Supplied information:
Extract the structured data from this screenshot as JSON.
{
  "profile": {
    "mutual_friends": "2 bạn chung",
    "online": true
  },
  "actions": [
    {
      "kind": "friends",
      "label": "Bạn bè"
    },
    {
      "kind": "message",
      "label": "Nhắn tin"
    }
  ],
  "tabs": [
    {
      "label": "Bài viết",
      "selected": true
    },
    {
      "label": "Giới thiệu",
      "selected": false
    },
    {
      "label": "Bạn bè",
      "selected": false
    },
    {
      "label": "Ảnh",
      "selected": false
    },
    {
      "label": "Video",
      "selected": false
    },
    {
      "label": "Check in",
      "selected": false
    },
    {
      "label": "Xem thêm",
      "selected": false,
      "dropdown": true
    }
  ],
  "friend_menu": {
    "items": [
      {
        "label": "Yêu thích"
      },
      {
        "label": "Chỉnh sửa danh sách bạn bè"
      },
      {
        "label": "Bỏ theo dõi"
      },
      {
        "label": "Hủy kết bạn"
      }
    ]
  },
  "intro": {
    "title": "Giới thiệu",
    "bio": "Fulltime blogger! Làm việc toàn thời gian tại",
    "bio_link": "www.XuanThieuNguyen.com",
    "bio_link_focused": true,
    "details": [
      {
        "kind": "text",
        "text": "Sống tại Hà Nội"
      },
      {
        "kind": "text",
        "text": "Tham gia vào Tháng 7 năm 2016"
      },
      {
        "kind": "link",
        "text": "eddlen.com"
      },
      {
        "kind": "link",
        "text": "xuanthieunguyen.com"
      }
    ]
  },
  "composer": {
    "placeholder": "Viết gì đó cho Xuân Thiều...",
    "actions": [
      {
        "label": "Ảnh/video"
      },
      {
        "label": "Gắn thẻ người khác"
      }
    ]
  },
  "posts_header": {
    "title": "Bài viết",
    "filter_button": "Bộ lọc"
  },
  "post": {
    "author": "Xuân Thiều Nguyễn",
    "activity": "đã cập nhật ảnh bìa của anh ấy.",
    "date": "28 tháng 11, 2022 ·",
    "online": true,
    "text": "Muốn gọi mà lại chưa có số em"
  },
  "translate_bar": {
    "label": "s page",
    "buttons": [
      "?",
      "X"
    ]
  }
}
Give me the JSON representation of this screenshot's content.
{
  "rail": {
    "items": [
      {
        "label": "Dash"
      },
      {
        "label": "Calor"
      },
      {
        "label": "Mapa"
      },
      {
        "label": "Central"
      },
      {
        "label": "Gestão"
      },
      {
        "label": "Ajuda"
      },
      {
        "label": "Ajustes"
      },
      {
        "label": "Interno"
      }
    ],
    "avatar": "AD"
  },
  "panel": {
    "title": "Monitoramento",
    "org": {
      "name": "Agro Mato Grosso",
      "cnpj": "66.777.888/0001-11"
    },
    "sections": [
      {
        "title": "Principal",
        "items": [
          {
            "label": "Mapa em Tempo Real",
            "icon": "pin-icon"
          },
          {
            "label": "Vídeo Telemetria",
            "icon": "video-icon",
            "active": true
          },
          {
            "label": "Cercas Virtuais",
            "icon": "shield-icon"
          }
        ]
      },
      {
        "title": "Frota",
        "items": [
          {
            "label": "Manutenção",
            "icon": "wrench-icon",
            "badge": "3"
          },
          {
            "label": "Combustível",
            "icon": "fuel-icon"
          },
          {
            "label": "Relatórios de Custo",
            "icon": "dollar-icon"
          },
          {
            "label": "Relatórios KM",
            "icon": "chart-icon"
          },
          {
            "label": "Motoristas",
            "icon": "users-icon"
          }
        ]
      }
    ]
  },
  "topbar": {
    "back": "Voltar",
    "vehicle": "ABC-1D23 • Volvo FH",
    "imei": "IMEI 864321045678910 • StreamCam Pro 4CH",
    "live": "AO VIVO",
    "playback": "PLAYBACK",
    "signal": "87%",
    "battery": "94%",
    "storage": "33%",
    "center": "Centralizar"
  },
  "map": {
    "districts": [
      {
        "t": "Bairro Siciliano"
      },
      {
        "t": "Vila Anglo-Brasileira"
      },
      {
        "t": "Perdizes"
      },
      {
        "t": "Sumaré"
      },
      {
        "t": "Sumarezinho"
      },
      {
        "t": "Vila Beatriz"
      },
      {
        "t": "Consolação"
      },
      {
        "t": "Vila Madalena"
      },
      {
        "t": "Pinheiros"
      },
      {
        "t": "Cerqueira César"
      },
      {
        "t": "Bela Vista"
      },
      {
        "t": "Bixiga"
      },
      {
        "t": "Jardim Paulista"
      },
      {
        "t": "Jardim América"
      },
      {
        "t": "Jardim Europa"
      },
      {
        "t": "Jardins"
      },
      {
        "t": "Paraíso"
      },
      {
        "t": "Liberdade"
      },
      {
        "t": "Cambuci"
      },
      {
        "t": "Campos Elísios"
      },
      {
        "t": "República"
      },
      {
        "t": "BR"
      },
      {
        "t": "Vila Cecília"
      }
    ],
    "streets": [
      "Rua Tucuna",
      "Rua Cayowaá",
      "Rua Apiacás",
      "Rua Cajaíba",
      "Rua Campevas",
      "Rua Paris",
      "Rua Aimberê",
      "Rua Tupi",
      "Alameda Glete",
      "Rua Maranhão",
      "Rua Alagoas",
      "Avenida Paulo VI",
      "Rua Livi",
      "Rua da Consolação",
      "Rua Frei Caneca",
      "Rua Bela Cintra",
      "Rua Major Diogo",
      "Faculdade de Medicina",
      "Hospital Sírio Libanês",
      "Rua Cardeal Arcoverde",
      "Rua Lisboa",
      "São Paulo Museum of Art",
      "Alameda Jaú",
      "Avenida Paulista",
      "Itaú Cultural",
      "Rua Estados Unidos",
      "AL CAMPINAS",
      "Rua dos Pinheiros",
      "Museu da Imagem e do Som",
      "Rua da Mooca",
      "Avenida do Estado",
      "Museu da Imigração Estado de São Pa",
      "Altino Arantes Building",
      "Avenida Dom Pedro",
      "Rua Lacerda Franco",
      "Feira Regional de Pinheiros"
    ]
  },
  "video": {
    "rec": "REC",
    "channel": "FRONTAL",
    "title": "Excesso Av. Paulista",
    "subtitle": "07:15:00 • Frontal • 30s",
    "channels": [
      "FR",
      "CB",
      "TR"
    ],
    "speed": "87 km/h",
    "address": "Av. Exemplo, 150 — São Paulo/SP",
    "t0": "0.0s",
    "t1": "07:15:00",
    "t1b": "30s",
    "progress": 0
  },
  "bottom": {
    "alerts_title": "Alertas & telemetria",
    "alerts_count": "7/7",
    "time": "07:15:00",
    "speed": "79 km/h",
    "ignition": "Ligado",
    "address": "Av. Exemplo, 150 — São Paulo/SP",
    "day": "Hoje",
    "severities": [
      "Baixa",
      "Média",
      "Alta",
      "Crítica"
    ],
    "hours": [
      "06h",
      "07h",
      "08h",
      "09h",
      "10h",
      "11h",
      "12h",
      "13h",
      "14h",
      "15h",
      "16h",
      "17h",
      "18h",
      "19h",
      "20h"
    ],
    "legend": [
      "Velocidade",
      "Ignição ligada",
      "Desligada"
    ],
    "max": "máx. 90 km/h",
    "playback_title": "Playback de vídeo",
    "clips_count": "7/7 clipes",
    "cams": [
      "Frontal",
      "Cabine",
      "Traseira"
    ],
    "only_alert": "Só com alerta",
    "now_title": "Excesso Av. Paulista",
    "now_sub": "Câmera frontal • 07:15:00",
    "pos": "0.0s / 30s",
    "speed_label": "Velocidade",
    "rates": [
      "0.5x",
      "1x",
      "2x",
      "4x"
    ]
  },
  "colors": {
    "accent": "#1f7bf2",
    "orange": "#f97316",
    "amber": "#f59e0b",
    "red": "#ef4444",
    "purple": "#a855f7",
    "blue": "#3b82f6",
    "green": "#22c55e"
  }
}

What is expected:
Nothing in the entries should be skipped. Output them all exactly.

Answer for this exercise:
Extract the structured data from this screenshot as JSON.
{
  "profile": {
    "mutual_friends": "2 bạn chung",
    "online": true
  },
  "actions": [
    {
      "kind": "friends",
      "label": "Bạn bè"
    },
    {
      "kind": "message",
      "label": "Nhắn tin"
    }
  ],
  "tabs": [
    {
      "label": "Bài viết",
      "selected": true
    },
    {
      "label": "Giới thiệu",
      "selected": false
    },
    {
      "label": "Bạn bè",
      "selected": false
    },
    {
      "label": "Ảnh",
      "selected": false
    },
    {
      "label": "Video",
      "selected": false
    },
    {
      "label": "Check in",
      "selected": false
    },
    {
      "label": "Xem thêm",
      "selected": false,
      "dropdown": true
    }
  ],
  "friend_menu": {
    "items": [
      {
        "label": "Yêu thích"
      },
      {
        "label": "Chỉnh sửa danh sách bạn bè"
      },
      {
        "label": "Bỏ theo dõi"
      },
      {
        "label": "Hủy kết bạn"
      }
    ]
  },
  "intro": {
    "title": "Giới thiệu",
    "bio": "Fulltime blogger! Làm việc toàn thời gian tại",
    "bio_link": "www.XuanThieuNguyen.com",
    "bio_link_focused": true,
    "details": [
      {
        "kind": "text",
        "text": "Sống tại Hà Nội"
      },
      {
        "kind": "text",
        "text": "Tham gia vào Tháng 7 năm 2016"
      },
      {
        "kind": "link",
        "text": "eddlen.com"
      },
      {
        "kind": "link",
        "text": "xuanthieunguyen.com"
      }
    ]
  },
  "composer": {
    "placeholder": "Viết gì đó cho Xuân Thiều...",
    "actions": [
      {
        "label": "Ảnh/video"
      },
      {
        "label": "Gắn thẻ người khác"
      }
    ]
  },
  "posts_header": {
    "title": "Bài viết",
    "filter_button": "Bộ lọc"
  },
  "post": {
    "author": "Xuân Thiều Nguyễn",
    "activity": "đã cập nhật ảnh bìa của anh ấy.",
    "date": "28 tháng 11, 2022 ·",
    "online": true,
    "text": "Muốn gọi mà lại chưa có số em"
  },
  "translate_bar": {
    "label": "s page",
    "buttons": [
      "?",
      "X"
    ]
  }
}
Give me the JSON representation of this screenshot's content.
{
  "rail": {
    "items": [
      {
        "label": "Dash"
      },
      {
        "label": "Calor"
      },
      {
        "label": "Mapa"
      },
      {
        "label": "Central"
      },
      {
        "label": "Gestão"
      },
      {
        "label": "Ajuda"
      },
      {
        "label": "Ajustes"
      },
      {
        "label": "Interno"
      }
    ],
    "avatar": "AD"
  },
  "panel": {
    "title": "Monitoramento",
    "org": {
      "name": "Agro Mato Grosso",
      "cnpj": "66.777.888/0001-11"
    },
    "sections": [
      {
        "title": "Principal",
        "items": [
          {
            "label": "Mapa em Tempo Real",
            "icon": "pin-icon"
          },
          {
            "label": "Vídeo Telemetria",
            "icon": "video-icon",
            "active": true
          },
          {
            "label": "Cercas Virtuais",
            "icon": "shield-icon"
          }
        ]
      },
      {
        "title": "Frota",
        "items": [
          {
            "label": "Manutenção",
            "icon": "wrench-icon",
            "badge": "3"
          },
          {
            "label": "Combustível",
            "icon": "fuel-icon"
          },
          {
            "label": "Relatórios de Custo",
            "icon": "dollar-icon"
          },
          {
            "label": "Relatórios KM",
            "icon": "chart-icon"
          },
          {
            "label": "Motoristas",
            "icon": "users-icon"
          }
        ]
      }
    ]
  },
  "topbar": {
    "back": "Voltar",
    "vehicle": "ABC-1D23 • Volvo FH",
    "imei": "IMEI 864321045678910 • StreamCam Pro 4CH",
    "live": "AO VIVO",
    "playback": "PLAYBACK",
    "signal": "87%",
    "battery": "94%",
    "storage": "33%",
    "center": "Centralizar"
  },
  "map": {
    "districts": [
      {
        "t": "Bairro Siciliano"
      },
      {
        "t": "Vila Anglo-Brasileira"
      },
      {
        "t": "Perdizes"
      },
      {
        "t": "Sumaré"
      },
      {
        "t": "Sumarezinho"
      },
      {
        "t": "Vila Beatriz"
      },
      {
        "t": "Consolação"
      },
      {
        "t": "Vila Madalena"
      },
      {
        "t": "Pinheiros"
      },
      {
        "t": "Cerqueira César"
      },
      {
        "t": "Bela Vista"
      },
      {
        "t": "Bixiga"
      },
      {
        "t": "Jardim Paulista"
      },
      {
        "t": "Jardim América"
      },
      {
        "t": "Jardim Europa"
      },
      {
        "t": "Jardins"
      },
      {
        "t": "Paraíso"
      },
      {
        "t": "Liberdade"
      },
      {
        "t": "Cambuci"
      },
      {
        "t": "Campos Elísios"
      },
      {
        "t": "República"
      },
      {
        "t": "BR"
      },
      {
        "t": "Vila Cecília"
      }
    ],
    "streets": [
      "Rua Tucuna",
      "Rua Cayowaá",
      "Rua Apiacás",
      "Rua Cajaíba",
      "Rua Campevas",
      "Rua Paris",
      "Rua Aimberê",
      "Rua Tupi",
      "Alameda Glete",
      "Rua Maranhão",
      "Rua Alagoas",
      "Avenida Paulo VI",
      "Rua Livi",
      "Rua da Consolação",
      "Rua Frei Caneca",
      "Rua Bela Cintra",
      "Rua Major Diogo",
      "Faculdade de Medicina",
      "Hospital Sírio Libanês",
      "Rua Cardeal Arcoverde",
      "Rua Lisboa",
      "São Paulo Museum of Art",
      "Alameda Jaú",
      "Avenida Paulista",
      "Itaú Cultural",
      "Rua Estados Unidos",
      "AL CAMPINAS",
      "Rua dos Pinheiros",
      "Museu da Imagem e do Som",
      "Rua da Mooca",
      "Avenida do Estado",
      "Museu da Imigração Estado de São Pa",
      "Altino Arantes Building",
      "Avenida Dom Pedro",
      "Rua Lacerda Franco",
      "Feira Regional de Pinheiros"
    ]
  },
  "video": {
    "rec": "REC",
    "channel": "FRONTAL",
    "title": "Excesso Av. Paulista",
    "subtitle": "07:15:00 • Frontal • 30s",
    "channels": [
      "FR",
      "CB",
      "TR"
    ],
    "speed": "87 km/h",
    "address": "Av. Exemplo, 150 — São Paulo/SP",
    "t0": "0.0s",
    "t1": "07:15:00",
    "t1b": "30s",
    "progress": 0
  },
  "bottom": {
    "alerts_title": "Alertas & telemetria",
    "alerts_count": "7/7",
    "time": "07:15:00",
    "speed": "79 km/h",
    "ignition": "Ligado",
    "address": "Av. Exemplo, 150 — São Paulo/SP",
    "day": "Hoje",
    "severities": [
      "Baixa",
      "Média",
      "Alta",
      "Crítica"
    ],
    "hours": [
      "06h",
      "07h",
      "08h",
      "09h",
      "10h",
      "11h",
      "12h",
      "13h",
      "14h",
      "15h",
      "16h",
      "17h",
      "18h",
      "19h",
      "20h"
    ],
    "legend": [
      "Velocidade",
      "Ignição ligada",
      "Desligada"
    ],
    "max": "máx. 90 km/h",
    "playback_title": "Playback de vídeo",
    "clips_count": "7/7 clipes",
    "cams": [
      "Frontal",
      "Cabine",
      "Traseira"
    ],
    "only_alert": "Só com alerta",
    "now_title": "Excesso Av. Paulista",
    "now_sub": "Câmera frontal • 07:15:00",
    "pos": "0.0s / 30s",
    "speed_label": "Velocidade",
    "rates": [
      "0.5x",
      "1x",
      "2x",
      "4x"
    ]
  },
  "colors": {
    "accent": "#1f7bf2",
    "orange": "#f97316",
    "amber": "#f59e0b",
    "red": "#ef4444",
    "purple": "#a855f7",
    "blue": "#3b82f6",
    "green": "#22c55e"
  }
}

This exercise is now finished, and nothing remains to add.